◆ Instructions for the task
Search the records for the string "note". Copy each line where it occurs.

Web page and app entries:
· · · · ·

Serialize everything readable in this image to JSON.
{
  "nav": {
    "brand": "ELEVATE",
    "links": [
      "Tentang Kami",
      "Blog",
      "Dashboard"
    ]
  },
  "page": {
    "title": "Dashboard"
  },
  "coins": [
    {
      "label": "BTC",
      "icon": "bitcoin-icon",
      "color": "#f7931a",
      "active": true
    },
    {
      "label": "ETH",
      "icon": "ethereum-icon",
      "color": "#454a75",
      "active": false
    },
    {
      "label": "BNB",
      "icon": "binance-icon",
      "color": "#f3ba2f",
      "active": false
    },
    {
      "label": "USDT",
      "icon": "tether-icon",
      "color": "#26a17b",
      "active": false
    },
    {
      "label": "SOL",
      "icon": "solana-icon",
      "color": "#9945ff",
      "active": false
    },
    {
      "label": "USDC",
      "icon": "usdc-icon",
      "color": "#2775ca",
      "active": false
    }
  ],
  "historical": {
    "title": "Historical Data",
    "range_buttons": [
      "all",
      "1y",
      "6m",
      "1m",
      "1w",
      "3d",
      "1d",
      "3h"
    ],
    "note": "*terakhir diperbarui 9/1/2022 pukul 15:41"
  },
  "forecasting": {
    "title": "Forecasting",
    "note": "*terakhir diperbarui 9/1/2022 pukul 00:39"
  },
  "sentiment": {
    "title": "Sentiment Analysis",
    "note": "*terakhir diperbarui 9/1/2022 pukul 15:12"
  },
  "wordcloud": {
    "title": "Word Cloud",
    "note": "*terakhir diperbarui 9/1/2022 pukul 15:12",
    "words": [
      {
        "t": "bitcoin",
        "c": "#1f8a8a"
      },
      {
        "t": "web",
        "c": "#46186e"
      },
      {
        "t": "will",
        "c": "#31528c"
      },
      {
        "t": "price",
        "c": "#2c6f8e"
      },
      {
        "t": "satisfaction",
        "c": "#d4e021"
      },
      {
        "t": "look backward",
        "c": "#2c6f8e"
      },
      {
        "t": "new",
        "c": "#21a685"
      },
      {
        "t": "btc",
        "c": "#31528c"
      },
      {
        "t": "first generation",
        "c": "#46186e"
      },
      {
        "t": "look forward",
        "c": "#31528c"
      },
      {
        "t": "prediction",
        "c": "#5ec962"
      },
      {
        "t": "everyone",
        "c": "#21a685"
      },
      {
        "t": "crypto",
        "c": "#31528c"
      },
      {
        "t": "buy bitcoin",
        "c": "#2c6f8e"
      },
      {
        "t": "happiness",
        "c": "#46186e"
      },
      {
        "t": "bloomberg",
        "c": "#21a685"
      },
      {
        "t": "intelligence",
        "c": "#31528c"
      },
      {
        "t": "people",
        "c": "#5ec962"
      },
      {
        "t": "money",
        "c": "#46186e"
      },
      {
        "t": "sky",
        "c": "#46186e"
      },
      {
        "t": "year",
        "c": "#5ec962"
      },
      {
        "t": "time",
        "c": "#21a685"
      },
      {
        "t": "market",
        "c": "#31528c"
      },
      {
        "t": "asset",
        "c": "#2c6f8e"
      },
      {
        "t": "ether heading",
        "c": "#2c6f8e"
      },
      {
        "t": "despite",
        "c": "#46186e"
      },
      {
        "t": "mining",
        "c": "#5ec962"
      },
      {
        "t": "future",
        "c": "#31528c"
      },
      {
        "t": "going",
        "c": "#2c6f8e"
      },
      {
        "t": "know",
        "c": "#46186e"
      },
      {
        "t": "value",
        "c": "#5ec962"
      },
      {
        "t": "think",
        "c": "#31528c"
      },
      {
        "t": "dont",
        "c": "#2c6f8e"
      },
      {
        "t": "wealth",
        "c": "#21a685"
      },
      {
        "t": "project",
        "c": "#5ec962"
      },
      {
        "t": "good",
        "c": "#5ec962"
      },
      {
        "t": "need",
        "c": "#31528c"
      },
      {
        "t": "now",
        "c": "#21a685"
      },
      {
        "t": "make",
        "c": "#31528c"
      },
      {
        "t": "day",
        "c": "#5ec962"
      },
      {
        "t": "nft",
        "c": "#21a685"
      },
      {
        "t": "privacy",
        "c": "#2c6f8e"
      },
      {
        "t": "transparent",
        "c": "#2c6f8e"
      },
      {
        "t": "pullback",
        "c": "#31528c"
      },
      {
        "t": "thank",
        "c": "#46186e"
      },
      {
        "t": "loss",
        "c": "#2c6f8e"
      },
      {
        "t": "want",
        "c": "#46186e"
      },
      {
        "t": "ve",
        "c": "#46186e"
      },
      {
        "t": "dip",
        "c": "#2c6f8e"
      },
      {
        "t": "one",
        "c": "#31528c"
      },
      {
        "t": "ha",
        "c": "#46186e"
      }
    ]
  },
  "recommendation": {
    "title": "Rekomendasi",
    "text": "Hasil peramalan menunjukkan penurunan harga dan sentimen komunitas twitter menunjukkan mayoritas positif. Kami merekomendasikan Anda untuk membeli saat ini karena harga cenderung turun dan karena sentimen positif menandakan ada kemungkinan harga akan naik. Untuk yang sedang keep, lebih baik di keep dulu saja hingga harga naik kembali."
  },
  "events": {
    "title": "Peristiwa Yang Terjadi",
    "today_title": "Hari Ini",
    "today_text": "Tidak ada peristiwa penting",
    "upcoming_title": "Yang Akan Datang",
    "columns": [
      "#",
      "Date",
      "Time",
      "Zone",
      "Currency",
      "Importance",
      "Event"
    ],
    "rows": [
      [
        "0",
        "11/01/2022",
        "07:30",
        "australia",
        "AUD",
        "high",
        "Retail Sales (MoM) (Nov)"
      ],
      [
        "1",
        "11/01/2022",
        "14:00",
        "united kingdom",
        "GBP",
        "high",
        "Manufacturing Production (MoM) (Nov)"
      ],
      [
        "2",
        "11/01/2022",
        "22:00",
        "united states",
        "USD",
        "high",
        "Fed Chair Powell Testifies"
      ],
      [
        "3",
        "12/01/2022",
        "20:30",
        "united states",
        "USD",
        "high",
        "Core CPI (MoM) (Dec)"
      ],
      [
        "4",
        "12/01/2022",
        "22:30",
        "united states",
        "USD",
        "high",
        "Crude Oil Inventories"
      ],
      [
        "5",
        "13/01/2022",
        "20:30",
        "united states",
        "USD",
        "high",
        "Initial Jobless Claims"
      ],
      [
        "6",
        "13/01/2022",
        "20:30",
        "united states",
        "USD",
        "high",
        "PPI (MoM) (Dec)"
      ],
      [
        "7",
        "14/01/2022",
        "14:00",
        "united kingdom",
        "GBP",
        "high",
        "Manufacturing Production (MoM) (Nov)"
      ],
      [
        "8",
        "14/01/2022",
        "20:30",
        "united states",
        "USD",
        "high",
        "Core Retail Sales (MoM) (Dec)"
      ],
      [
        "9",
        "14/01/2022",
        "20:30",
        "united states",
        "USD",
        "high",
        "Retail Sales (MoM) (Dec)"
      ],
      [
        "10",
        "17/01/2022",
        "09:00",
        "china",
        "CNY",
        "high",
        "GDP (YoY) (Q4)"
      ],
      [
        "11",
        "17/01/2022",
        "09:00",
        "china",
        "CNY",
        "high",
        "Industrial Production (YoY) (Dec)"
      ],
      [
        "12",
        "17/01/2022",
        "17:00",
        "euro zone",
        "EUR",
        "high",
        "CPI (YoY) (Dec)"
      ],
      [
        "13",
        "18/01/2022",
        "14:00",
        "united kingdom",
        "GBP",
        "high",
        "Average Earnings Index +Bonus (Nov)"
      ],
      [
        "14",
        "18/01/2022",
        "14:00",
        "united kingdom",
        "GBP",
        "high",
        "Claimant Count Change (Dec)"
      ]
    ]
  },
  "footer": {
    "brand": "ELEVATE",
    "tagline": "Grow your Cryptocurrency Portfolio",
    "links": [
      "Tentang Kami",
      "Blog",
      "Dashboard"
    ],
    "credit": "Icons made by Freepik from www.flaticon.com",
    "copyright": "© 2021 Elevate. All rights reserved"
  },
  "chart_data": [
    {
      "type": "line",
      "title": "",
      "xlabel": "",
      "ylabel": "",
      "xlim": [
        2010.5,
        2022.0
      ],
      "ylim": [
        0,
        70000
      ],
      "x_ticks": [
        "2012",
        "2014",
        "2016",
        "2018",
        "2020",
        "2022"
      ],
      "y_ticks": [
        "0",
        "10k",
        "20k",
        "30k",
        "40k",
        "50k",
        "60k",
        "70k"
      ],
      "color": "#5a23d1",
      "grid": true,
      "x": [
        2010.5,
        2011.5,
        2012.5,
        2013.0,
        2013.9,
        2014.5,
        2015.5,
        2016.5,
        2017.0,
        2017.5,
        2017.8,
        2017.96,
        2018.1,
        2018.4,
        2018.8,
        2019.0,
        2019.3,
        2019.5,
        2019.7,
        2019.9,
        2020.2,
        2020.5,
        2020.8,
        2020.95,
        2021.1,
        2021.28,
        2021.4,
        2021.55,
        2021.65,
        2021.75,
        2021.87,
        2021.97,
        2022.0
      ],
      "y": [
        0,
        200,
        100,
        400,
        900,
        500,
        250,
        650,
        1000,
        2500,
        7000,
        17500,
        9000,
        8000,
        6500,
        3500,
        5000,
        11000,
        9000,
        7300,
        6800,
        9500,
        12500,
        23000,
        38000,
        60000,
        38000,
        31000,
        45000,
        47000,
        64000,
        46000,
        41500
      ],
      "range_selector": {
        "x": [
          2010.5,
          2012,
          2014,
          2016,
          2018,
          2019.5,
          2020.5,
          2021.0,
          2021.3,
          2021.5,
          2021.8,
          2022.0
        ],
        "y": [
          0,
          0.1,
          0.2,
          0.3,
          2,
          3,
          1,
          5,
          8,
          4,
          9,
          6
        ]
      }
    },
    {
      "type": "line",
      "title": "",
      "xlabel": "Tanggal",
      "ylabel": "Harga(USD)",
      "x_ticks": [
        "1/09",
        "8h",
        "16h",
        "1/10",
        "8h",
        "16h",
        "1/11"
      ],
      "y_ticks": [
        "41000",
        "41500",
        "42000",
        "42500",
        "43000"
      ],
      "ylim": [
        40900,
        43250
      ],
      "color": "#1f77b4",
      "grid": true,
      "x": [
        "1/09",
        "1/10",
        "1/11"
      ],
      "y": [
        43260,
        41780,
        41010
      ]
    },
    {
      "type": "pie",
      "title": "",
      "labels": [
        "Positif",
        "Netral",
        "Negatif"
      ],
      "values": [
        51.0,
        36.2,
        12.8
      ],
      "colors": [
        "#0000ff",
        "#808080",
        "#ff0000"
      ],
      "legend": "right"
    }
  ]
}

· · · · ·

◆ Result of the task
    "note": "*terakhir diperbarui 9/1/2022 pukul 15:41"
    "note": "*terakhir diperbarui 9/1/2022 pukul 00:39"
    "note": "*terakhir diperbarui 9/1/2022 pukul 15:12"
    "note": "*terakhir diperbarui 9/1/2022 pukul 15:12",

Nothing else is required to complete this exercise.